If you are willing to take the time in your day to “check in” with yourself and notice these emotions, you will find that you have both more awareness of what is going on with you as well as more of an understanding of what is happening around you. I find that people often struggle to name an emotion that they are having right now (try it) and that many people try to deflect the notion of emotions altogether.
This behavior creates problems because it cuts you off from a deeper understanding of what is happening under the surface of your actions (and the actions of those around you). Here are a few basic premises that could help you to understand this process and learn more about the emotions in your body as well as for those around you.
- Discussion is deflection. Anytime you ask someone a straight question (example: are you angry about this decision?) and they respond with a lot of words, they are deflecting. They might be doing it because they don’t know whether they are angry, it could be because they are scared to answer the question directly or it could be because they want to dissemble their true feelings. Whatever the reason, nothing they say in discussion is helpful to getting an answer. Name it and ask for a straight “yes or no” answer.
- Everyone has emotions all the time. I meet people who say that they do not have emotions (I’m looking at you, engineers), but that is simply not true. We are sensate beings and without emotions, we would not have survived to get to the top of the food chain. Emotions drive us to seek security, understanding, connection and solutions. The more aware you are of those emotions roiling under the surface, the more control you will have over your brain and your actions.
- Feelings are not facts. (Facts are facts). This one is perhaps the hardest to figure out early on. Our emotions are running through us all the time and are not necessarily tied to anything that is actually happening right now. We could be responding to an old memory that was triggered by a smell or a sound, which reminds us of a time when we did something embarrassing or someone did something to us that made us angry. The lack of self-knowledge in this moment can often lead to us attaching our emotions to what is happening right now. We think that the emotions are a fact, so we look for evidence. I am feeling angry, it must be what you are doing.
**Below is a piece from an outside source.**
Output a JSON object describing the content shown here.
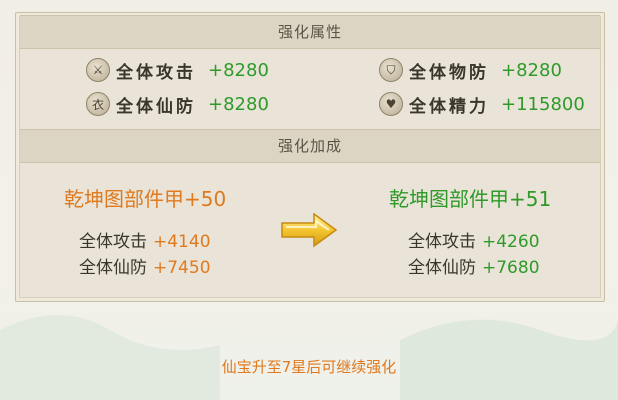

Investigate your emotions and you will have more awareness and therefore more control.
Emotional intelligence is one of the key factors in being able to navigate many of life’s challenges. It helps you to be calm while other people are reacting out of fear, and it gives you insight into other people’s behaviors and comments. The more aware you are of your own emotions, the more likely you will understand when you are being swept up in the emotions of a group. The more that you understand how emotional contagion works, the easier it will be for you to work on calming your own nerves, relaxing your body and being an emotional anchor for the room.
Or you can just be this guy: